--- START ---
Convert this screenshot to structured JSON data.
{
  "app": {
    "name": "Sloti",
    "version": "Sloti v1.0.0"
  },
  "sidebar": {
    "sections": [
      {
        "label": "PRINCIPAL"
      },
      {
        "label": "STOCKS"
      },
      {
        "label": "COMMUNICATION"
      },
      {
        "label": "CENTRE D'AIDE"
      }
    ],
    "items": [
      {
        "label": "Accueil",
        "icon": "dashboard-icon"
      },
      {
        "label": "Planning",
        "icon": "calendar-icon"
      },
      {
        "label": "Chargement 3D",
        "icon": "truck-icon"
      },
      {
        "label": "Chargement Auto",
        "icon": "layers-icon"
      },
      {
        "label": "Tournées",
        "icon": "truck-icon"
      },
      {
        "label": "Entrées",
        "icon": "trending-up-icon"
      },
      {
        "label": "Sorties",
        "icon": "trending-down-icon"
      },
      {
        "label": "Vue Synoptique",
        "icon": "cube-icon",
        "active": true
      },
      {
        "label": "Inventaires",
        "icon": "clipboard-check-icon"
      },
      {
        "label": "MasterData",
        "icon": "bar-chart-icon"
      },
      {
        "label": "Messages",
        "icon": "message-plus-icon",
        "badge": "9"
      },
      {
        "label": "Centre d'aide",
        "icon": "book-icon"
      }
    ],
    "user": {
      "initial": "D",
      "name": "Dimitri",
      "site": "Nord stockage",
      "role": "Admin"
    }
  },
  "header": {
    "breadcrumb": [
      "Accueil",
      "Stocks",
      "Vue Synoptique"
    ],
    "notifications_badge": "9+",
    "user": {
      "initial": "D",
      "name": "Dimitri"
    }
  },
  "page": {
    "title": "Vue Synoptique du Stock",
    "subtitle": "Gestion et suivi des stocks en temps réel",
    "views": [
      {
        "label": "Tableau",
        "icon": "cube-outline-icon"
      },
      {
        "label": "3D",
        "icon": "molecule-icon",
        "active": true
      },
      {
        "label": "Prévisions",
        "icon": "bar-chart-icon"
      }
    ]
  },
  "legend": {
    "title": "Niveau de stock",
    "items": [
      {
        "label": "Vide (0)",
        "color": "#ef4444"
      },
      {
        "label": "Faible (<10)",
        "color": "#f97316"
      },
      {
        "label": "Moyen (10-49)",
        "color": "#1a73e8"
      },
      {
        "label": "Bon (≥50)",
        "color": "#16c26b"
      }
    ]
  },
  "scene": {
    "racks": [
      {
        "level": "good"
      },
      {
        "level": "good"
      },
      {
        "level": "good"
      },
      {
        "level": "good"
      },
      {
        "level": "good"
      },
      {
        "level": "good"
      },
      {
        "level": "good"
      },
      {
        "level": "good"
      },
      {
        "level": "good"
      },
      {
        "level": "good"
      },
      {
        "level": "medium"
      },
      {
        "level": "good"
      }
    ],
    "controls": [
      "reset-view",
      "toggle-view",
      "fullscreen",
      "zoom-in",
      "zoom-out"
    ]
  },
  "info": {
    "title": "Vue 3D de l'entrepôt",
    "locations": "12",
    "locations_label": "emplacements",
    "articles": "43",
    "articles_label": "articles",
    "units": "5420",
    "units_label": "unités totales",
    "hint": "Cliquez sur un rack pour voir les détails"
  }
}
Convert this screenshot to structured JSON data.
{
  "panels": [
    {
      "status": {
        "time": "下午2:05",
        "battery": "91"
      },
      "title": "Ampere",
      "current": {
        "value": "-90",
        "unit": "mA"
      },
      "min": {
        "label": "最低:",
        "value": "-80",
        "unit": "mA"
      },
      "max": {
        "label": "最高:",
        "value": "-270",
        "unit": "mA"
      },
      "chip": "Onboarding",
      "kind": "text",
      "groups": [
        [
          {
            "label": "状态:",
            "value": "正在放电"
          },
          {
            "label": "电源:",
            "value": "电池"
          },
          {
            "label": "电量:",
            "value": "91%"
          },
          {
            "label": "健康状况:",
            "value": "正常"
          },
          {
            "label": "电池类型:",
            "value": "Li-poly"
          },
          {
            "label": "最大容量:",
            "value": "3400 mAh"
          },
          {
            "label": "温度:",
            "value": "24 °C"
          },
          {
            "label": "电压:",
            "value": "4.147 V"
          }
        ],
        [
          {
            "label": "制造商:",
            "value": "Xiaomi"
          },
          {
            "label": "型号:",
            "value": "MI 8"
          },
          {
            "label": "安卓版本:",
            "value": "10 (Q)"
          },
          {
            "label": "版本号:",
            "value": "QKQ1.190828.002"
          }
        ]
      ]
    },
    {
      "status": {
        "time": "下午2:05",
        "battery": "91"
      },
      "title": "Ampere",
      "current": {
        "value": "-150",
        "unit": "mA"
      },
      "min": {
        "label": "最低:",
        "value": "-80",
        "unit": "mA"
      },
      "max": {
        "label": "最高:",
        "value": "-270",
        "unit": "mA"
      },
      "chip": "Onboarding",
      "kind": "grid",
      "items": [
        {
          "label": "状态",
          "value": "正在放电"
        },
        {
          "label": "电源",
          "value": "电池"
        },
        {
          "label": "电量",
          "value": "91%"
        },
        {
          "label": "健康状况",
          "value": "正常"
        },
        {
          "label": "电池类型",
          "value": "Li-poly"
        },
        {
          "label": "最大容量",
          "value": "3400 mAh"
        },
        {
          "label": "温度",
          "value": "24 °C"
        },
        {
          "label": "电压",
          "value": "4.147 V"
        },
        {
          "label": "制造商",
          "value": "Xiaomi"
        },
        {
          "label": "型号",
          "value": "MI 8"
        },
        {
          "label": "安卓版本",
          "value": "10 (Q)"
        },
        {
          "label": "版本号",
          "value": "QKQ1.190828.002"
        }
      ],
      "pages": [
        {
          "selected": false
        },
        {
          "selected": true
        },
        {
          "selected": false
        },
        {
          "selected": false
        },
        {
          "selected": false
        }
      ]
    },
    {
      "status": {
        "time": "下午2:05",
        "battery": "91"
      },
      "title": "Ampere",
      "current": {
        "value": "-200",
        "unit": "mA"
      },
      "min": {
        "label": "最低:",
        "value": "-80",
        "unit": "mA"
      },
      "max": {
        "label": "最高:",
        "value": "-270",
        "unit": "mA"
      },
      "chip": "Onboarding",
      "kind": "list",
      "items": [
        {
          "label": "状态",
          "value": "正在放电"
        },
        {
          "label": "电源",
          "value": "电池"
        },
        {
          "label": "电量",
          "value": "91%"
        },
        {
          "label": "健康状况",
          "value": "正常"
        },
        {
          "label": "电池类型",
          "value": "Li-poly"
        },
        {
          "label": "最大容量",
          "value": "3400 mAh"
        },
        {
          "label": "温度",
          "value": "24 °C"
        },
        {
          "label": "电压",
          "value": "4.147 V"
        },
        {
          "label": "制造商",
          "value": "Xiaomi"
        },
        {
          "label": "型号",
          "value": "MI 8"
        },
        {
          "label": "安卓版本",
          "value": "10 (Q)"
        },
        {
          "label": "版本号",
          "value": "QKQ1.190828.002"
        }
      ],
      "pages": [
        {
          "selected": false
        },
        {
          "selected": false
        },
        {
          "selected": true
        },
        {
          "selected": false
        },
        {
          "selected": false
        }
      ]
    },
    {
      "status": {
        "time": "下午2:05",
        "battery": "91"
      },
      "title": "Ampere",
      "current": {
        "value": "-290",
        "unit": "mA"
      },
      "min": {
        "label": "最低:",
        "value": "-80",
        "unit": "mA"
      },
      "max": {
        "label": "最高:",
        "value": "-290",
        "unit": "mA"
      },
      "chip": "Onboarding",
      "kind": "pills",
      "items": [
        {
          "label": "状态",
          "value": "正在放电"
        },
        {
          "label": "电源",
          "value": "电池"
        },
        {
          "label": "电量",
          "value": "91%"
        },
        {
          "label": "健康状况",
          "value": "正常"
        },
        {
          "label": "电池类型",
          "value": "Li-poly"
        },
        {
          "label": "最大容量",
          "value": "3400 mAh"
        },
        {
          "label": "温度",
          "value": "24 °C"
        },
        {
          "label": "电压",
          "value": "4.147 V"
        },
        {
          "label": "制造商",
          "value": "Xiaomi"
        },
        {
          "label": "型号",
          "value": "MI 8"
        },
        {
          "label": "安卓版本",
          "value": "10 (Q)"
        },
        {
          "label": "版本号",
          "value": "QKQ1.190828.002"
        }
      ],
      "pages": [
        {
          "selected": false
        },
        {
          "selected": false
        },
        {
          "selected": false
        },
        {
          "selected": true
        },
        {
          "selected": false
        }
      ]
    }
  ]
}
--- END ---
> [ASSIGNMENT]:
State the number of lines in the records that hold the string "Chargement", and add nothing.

> [RESPONSE]:
2